◆ **WORK ITEM**
Filter the records for "this" and keep each line that has it.

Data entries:
......

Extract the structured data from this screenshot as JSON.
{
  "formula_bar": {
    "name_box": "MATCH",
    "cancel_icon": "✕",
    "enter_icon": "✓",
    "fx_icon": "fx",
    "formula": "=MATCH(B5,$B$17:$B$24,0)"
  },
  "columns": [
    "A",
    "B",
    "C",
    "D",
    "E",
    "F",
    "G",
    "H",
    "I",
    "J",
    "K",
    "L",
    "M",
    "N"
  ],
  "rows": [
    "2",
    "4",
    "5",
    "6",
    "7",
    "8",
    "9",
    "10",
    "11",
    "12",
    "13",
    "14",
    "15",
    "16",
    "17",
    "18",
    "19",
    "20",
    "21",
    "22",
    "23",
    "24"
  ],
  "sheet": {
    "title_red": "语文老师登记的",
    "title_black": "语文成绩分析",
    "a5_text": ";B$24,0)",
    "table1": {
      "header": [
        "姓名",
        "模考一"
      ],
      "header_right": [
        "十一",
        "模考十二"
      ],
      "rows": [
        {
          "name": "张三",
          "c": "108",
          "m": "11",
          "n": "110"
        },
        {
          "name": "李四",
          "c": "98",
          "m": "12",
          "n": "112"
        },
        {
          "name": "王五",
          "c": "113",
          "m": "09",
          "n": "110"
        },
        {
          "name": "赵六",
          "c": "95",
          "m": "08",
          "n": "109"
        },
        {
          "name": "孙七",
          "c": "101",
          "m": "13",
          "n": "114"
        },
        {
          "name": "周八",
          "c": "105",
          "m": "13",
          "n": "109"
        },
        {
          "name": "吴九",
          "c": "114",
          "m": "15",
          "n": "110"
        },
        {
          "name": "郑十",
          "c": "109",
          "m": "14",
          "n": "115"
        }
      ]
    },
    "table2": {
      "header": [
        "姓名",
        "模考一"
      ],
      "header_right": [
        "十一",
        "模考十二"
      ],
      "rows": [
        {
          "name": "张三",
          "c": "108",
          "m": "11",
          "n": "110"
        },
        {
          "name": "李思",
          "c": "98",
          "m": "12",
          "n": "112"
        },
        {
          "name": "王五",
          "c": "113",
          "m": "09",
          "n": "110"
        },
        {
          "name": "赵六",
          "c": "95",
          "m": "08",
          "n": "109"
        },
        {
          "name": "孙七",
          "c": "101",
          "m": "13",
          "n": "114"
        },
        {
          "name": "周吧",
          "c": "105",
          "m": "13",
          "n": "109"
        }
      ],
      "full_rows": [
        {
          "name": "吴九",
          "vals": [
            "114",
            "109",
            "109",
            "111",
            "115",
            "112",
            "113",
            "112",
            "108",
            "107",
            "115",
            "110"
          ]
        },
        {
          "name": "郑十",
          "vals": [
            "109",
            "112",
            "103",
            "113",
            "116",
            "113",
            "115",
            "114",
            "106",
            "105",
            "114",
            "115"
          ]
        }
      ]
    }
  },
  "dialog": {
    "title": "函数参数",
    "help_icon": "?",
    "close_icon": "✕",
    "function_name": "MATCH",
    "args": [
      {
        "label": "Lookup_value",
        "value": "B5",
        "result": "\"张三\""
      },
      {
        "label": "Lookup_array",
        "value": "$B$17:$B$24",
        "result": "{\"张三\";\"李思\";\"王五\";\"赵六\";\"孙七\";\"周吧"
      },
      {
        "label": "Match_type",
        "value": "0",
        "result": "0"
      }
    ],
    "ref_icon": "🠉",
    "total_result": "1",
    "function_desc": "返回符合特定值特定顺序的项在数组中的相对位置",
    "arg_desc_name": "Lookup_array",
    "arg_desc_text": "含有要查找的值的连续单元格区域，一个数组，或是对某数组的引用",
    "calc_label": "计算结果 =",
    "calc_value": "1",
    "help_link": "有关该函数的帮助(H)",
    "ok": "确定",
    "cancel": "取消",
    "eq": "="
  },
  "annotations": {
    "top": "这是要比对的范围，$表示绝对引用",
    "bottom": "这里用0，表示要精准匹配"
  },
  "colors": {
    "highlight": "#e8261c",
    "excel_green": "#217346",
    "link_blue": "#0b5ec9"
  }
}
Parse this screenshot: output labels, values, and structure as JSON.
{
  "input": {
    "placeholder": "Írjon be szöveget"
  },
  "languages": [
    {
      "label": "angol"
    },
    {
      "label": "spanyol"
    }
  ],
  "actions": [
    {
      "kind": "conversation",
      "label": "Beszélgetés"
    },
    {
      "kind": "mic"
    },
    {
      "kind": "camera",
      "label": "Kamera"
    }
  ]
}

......

◆ **ANSWER TO THE EXERCISE**
Extract the structured data from this screenshot as JSON.
Parse this screenshot: output labels, values, and structure as JSON.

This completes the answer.